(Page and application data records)
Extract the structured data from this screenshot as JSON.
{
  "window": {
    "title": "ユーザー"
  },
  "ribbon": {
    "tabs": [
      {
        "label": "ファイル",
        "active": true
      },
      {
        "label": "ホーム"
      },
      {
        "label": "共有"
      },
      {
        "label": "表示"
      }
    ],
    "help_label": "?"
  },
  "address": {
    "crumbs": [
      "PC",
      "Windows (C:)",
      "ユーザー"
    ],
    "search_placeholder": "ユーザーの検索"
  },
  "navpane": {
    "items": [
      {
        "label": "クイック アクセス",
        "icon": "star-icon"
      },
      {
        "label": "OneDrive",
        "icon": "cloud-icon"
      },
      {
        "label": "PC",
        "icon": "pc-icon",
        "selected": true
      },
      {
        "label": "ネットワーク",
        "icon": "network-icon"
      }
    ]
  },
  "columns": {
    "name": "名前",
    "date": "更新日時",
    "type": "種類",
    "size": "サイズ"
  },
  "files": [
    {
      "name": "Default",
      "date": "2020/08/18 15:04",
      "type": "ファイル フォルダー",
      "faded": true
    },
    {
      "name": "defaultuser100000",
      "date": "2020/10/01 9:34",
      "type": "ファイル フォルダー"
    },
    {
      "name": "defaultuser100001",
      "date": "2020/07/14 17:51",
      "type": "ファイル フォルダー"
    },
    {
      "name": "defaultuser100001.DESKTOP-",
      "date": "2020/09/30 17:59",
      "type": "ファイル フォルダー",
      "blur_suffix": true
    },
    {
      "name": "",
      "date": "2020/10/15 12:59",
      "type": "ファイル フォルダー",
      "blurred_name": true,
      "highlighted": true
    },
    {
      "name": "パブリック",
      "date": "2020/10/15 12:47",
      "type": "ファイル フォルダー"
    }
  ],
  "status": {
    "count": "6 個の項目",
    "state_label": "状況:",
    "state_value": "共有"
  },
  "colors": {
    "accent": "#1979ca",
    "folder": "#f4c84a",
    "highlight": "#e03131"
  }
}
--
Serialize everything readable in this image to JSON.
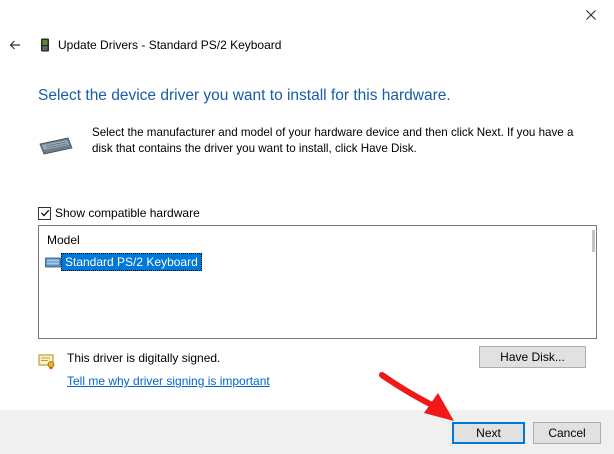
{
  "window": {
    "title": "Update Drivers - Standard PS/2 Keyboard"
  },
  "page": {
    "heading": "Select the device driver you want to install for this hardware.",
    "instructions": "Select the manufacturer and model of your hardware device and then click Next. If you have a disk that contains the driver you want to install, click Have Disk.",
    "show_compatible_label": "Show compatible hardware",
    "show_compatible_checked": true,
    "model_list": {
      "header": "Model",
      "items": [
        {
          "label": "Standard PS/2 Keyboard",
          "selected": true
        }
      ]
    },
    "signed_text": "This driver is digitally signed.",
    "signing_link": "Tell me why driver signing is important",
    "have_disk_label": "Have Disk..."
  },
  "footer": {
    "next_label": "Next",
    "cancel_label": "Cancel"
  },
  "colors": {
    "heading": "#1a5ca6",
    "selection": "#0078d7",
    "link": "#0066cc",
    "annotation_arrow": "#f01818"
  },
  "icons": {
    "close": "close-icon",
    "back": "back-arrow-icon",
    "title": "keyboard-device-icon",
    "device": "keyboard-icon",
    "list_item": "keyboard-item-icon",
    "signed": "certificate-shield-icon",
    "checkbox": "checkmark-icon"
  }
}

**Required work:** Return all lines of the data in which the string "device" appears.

**Solved exercise:**
    "heading": "Select the device driver you want to install for this hardware.",
    "instructions": "Select the manufacturer and model of your hardware device and then click Next. If you have a disk that contains the driver you want to install, click Have Disk.",
    "title": "keyboard-device-icon",
    "device": "keyboard-icon",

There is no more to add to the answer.